When asked about how a free market supports philanthropy, Gates explained that effective governments have the capacity to implement social services and deliver necessary support to citizens, but lack the resources to improve upon goods and delivery mechanisms. Taking on the expensive risk of such innovation therefore falls to the private sector, which has a financial incentive to invest in what would otherwise become a market failure.
However, sometimes needed goods are not lucrative for private enterprise to invest in, either. Gates offered the example of anti-malarial medicine research, which proves to be an undesirable field for pharmaceutical companies to invest in due to the inability of most people in malaria-affected countries to afford these medicines at the costs required to support such an expensive research effort. This is the space in a free market where philanthropic efforts, such as those of the Bill and Melinda Gates Foundation, step in to provide research and development assistance that will hopefully produce a cheaper and more effective product. Here in America, Bill and Melinda Gates have chosen to focus their efforts on educational reform and fostering support for innovation. Attributing their own success to an American education that encouraged creativity and entrepreneurship, Gates acknowledged that his education proved useful because he operated within a system that protected his intellectual property rights. As was similarly discussed on a recent AEI panel with His Holiness the Dalai Lama, a system that enables current and future generations to sustain and improve quality of life must consider how each citizen has the opportunity to experience the joy of achievement and know their hard work amounts to something.
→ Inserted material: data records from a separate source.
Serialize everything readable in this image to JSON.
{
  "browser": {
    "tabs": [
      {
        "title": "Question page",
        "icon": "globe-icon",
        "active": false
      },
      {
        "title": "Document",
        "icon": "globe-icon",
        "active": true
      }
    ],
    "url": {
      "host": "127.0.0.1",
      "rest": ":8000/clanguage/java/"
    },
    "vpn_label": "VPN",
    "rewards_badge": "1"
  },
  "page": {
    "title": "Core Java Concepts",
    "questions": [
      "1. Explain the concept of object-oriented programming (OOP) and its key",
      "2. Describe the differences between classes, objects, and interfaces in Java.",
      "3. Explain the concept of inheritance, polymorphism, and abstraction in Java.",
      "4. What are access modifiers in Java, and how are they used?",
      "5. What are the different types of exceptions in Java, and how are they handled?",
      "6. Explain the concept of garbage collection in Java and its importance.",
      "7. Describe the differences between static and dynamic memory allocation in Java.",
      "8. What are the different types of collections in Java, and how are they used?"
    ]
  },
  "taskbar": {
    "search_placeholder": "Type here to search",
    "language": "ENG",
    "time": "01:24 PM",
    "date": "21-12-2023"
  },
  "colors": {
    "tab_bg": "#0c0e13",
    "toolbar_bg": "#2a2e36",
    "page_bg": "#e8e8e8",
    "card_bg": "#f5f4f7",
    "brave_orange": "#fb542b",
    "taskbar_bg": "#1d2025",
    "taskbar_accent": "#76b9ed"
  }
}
Without establishing a system that appreciates, rewards, and protects such efforts, incentives can give way to inefficiency. Those who defend free markets point to how market exchange promotes a mutual respect for others’ talent, energy, and hard work that delivers the fruits of success to those with the resources to compete.
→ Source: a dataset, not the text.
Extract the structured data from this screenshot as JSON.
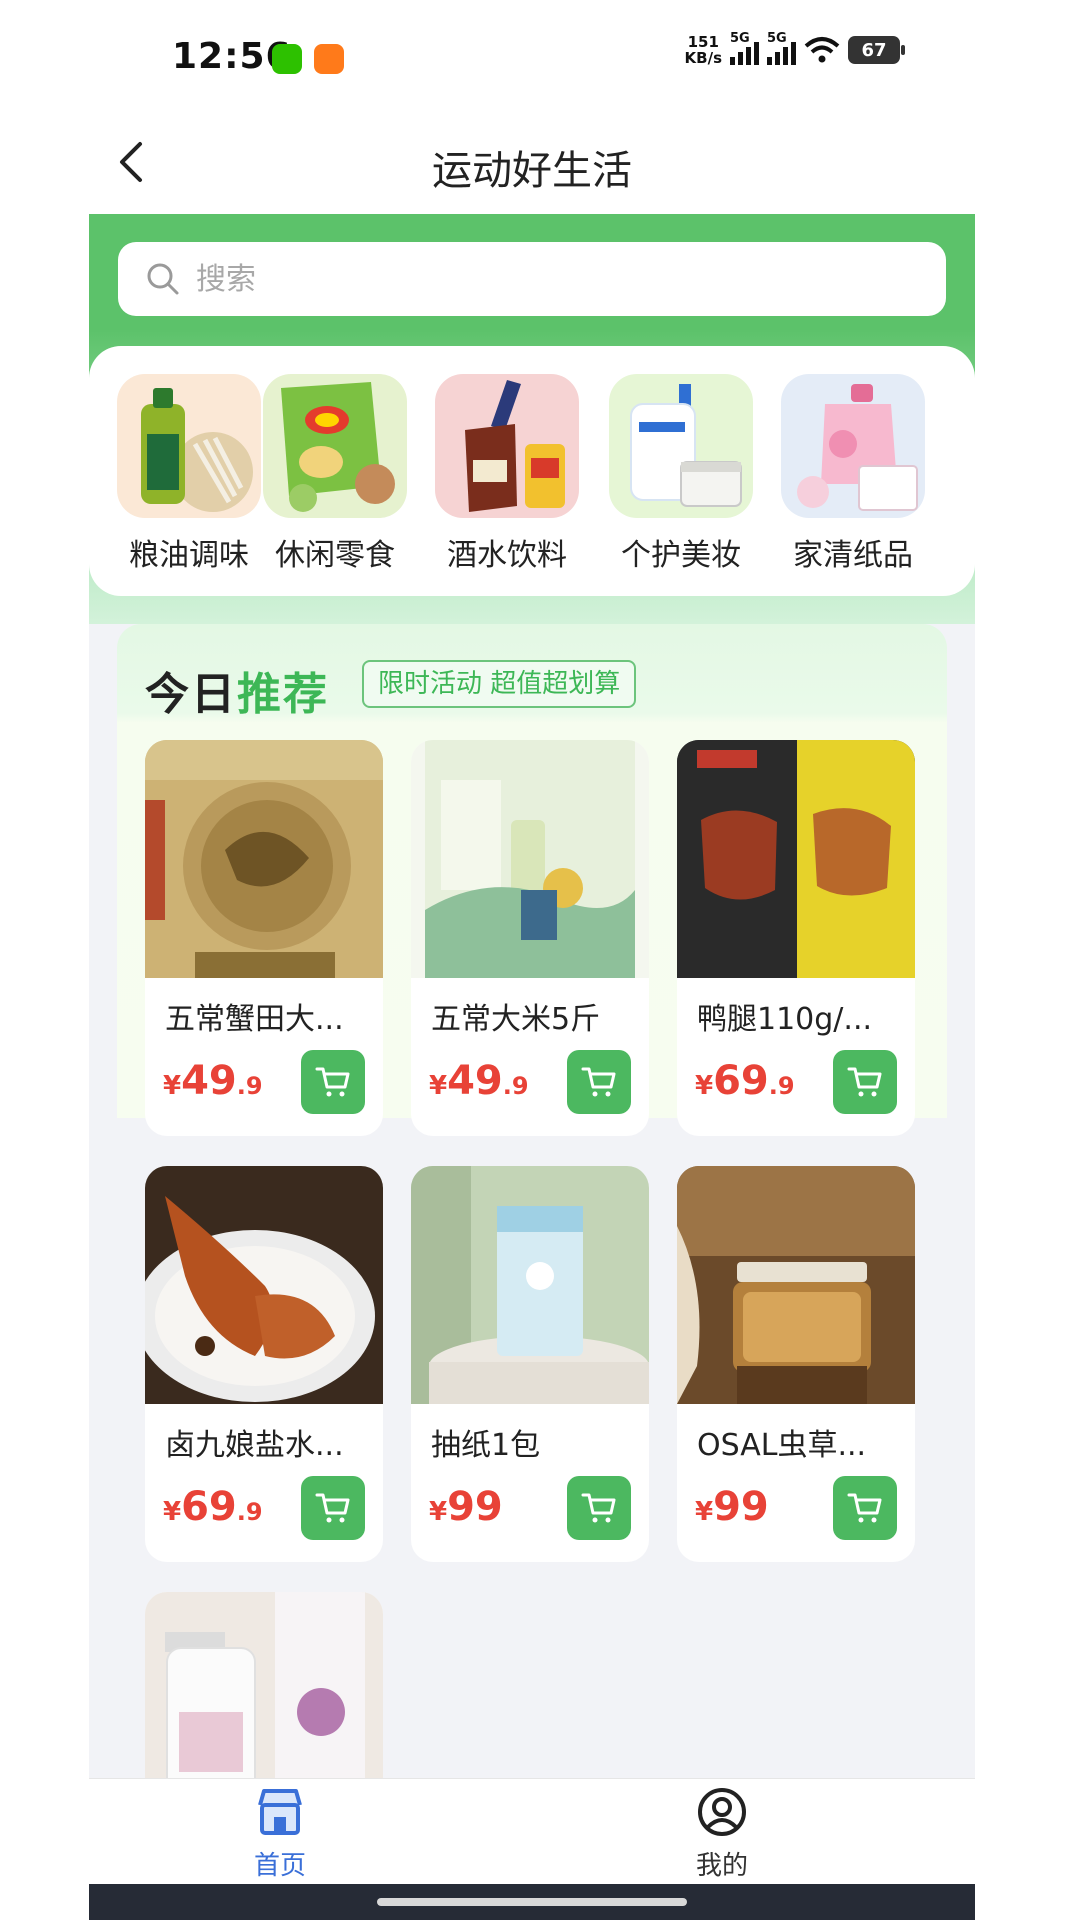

The obstacle lies in finite resources. How does a society create a level playing field that grants such opportunities for success to all, yet maintain the resources to compensate each achievement and foster the necessary competition to sustain the system? Reaching this balance requires a learning process unique to each country and respectful of the cultural and environmental nuances that make a free market dynamic via comparative advantage.
Where we supporters of this learning process here at CIPE come into play is by raising these issues to our partners on the ground and urging them to search for their own answers. By fostering inclusive discussions that involve local policymakers, civil society members, and private sector representatives, the spectrum of economic stakeholders can work together to answer this fundamental question: How can we improve access to opportunity for each citizen? Is it through empowering women to pursue their entrepreneurial dreams the way our partners have in Peru? Is it through improving local governance like our counterparts in Afghanistan?
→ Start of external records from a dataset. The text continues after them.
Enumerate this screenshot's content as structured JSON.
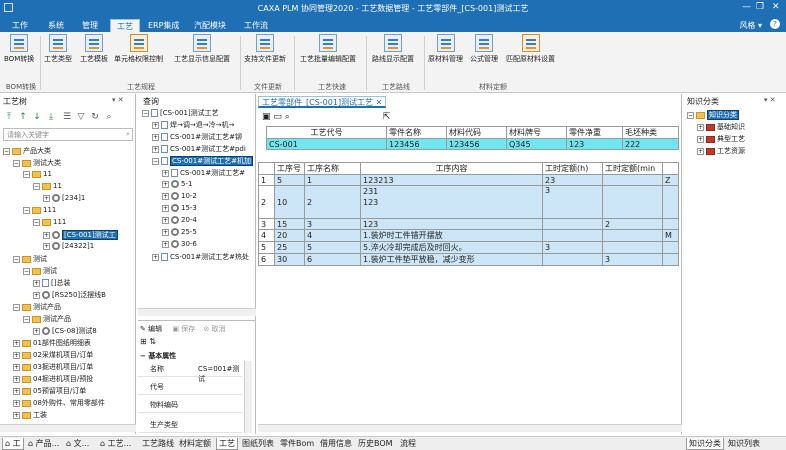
{
  "window": {
    "title": "CAXA PLM 协同管理2020 - 工艺数据管理 - 工艺零部件_[CS-001]测试工艺"
  },
  "menus": [
    {
      "label": "工作"
    },
    {
      "label": "系统"
    },
    {
      "label": "管理"
    },
    {
      "label": "工艺",
      "active": true
    },
    {
      "label": "ERP集成"
    },
    {
      "label": "汽配模块"
    },
    {
      "label": "工作流"
    }
  ],
  "style_label": "风格",
  "help_label": "?",
  "ribbon": {
    "buttons": [
      "BOM转换",
      "工艺类型",
      "工艺模板",
      "单元格权限控制",
      "工艺显示信息配置",
      "支持文件更新",
      "工艺批量编辑配置",
      "路线显示配置",
      "原材料管理",
      "公式管理",
      "匹配原材料设置"
    ],
    "groups": [
      "BOM转换",
      "工艺规程",
      "文件更新",
      "工艺快速",
      "工艺路线",
      "材料定额"
    ]
  },
  "left_panel": {
    "title": "工艺树",
    "search_placeholder": "请输入关键字",
    "tree": [
      {
        "label": "产品大类"
      },
      {
        "label": "测试大类"
      },
      {
        "label": "11"
      },
      {
        "label": "11"
      },
      {
        "label": "[234]1"
      },
      {
        "label": "111"
      },
      {
        "label": "111"
      },
      {
        "label": "[CS-001]测试工"
      },
      {
        "label": "[24322]1"
      },
      {
        "label": "测试"
      },
      {
        "label": "测试"
      },
      {
        "label": "[]总装"
      },
      {
        "label": "[RS250]泛摆线B"
      },
      {
        "label": "测试产品"
      },
      {
        "label": "测试产品"
      },
      {
        "label": "[CS-08]测试8"
      },
      {
        "label": "01部件图纸明细表"
      },
      {
        "label": "02采煤机项目/订单"
      },
      {
        "label": "03掘进机项目/订单"
      },
      {
        "label": "04掘进机项目/预投"
      },
      {
        "label": "05预留项目/订单"
      },
      {
        "label": "08外购件、常用零部件"
      },
      {
        "label": "工装"
      }
    ]
  },
  "mid_panel": {
    "tab": "查询",
    "tree": [
      {
        "label": "[CS-001]测试工艺"
      },
      {
        "label": "焊→调→退→冷→机→"
      },
      {
        "label": "CS-001#测试工艺#铆"
      },
      {
        "label": "CS-001#测试工艺#pdi"
      },
      {
        "label": "CS-001#测试工艺#机加"
      },
      {
        "label": "CS-001#测试工艺#"
      },
      {
        "label": "5-1"
      },
      {
        "label": "10-2"
      },
      {
        "label": "15-3"
      },
      {
        "label": "20-4"
      },
      {
        "label": "25-5"
      },
      {
        "label": "30-6"
      },
      {
        "label": "CS-001#测试工艺#热处"
      }
    ],
    "props_toolbar": {
      "edit": "编辑",
      "save": "保存",
      "cancel": "取消"
    },
    "props_section": "基本属性",
    "props": [
      {
        "key": "名称",
        "value": "CS=001#测试"
      },
      {
        "key": "代号",
        "value": ""
      },
      {
        "key": "物料编码",
        "value": ""
      },
      {
        "key": "生产类型",
        "value": ""
      }
    ]
  },
  "content": {
    "tab": "工艺零部件_[CS-001]测试工艺",
    "header_cols": [
      "工艺代号",
      "零件名称",
      "材料代码",
      "材料牌号",
      "零件净重",
      "毛坯种类"
    ],
    "header_row": [
      "CS-001",
      "123456",
      "123456",
      "Q345",
      "123",
      "222"
    ],
    "op_cols": [
      "工序号",
      "工序名称",
      "工序内容",
      "工时定额(h)",
      "工时定额(min",
      ""
    ],
    "op_rows": [
      {
        "n": "1",
        "cells": [
          "5",
          "1",
          "123213",
          "23",
          "",
          "Z"
        ]
      },
      {
        "n": "2",
        "cells": [
          "10",
          "2",
          "231\n123",
          "3",
          "",
          ""
        ]
      },
      {
        "n": "3",
        "cells": [
          "15",
          "3",
          "123",
          "",
          "2",
          ""
        ]
      },
      {
        "n": "4",
        "cells": [
          "20",
          "4",
          "1.装炉时工件错开摆放",
          "",
          "",
          "M"
        ]
      },
      {
        "n": "5",
        "cells": [
          "25",
          "5",
          "5.淬火冷却完成后及时回火。",
          "3",
          "",
          ""
        ]
      },
      {
        "n": "6",
        "cells": [
          "30",
          "6",
          "1.装炉工件垫平放稳，减少变形",
          "",
          "3",
          ""
        ]
      }
    ]
  },
  "right_panel": {
    "title": "知识分类",
    "tree": [
      {
        "label": "知识分类"
      },
      {
        "label": "基础知识"
      },
      {
        "label": "典型工艺"
      },
      {
        "label": "工艺资源"
      }
    ]
  },
  "bottom_tabs": {
    "left": [
      "工",
      "产品...",
      "文...",
      "工艺..."
    ],
    "content": [
      "工艺路线",
      "材料定额",
      "工艺",
      "图纸列表",
      "零件Bom",
      "借用信息",
      "历史BOM",
      "流程"
    ],
    "right": [
      "知识分类",
      "知识列表"
    ]
  },
  "colors": {
    "title_blue": "#1f6fb4",
    "header_cyan": "#6fe6f0",
    "row_blue": "#cde6f7"
  }
}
By solidifying the institutions that inspire drive and creativity, crucial factors such as education, communication, and risk-taking emerge and can eventually sustain a society oriented toward local problem-solving.
Rogan Motis is a Program Assistant for the Middle East & North Africa at CIPE.